The other, more self-explanatory addition is Player Training. Here, you’re allowed to increase specific player attributes, meaning you can buff up those aforementioned weak links on the fly. Is Lionel Messi not hitting the target? You can fix that. Is Vincent Kompany chickening out of tackles? Put him through his paces on a defensive course.
You can only train five players at once, so you really have to be strategic here; do you improve your starting 11, giving you a formidable first-team but weaker reserves? Or do you focus on the substitutes, meaning that you’ll never be out of options come match day? It’s wonderfully RPG-like, and I lost hours and hours wading through menus of stats and figures, desperately trying to get the best out of my squad.
Unfortunately, you can spend days tweaking your team to perfection, but FIFA 16 comes crumbling down when you step into the arena. It’s a damn shame that the football itself is so weak, because literally everywhere else, EA excels. Would it have been better to focus on the gameplay, rather than adding supplemental features? Absolutely. But FIFA is on the right track, and I’m hopeful that next season will yield better results.

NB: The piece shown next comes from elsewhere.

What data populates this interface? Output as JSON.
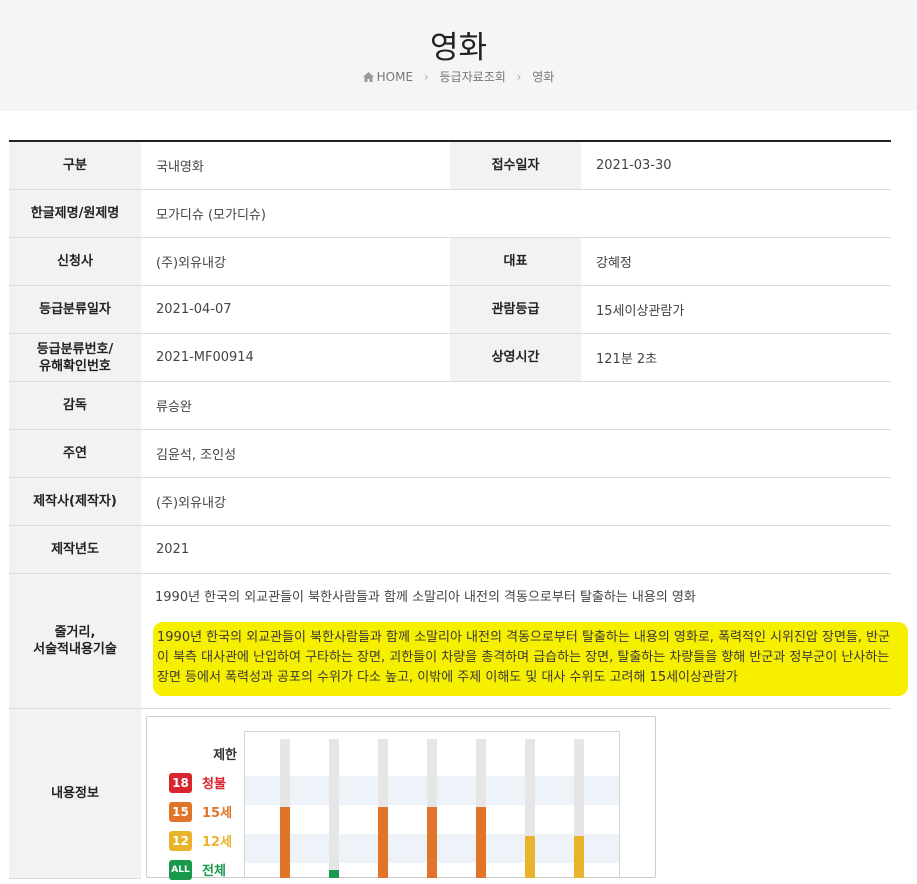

FIFA 16 wants you to create “Moments of Magic,” but a number of gameplay flaws make this is a lot harder than it should be. EA’s undying commitment to a bevy of extraneous features means that the beautiful game shines a lot less than it used to. It is a shame and leads to the question of which is more entertaining FIFA or Rocket League?
• Player training + Pre-season Tournaments
• Great career mode
• Stunning visuals
• Realistic animations
• Frustrating AI
• Shots lack power
• Zombie-like teammates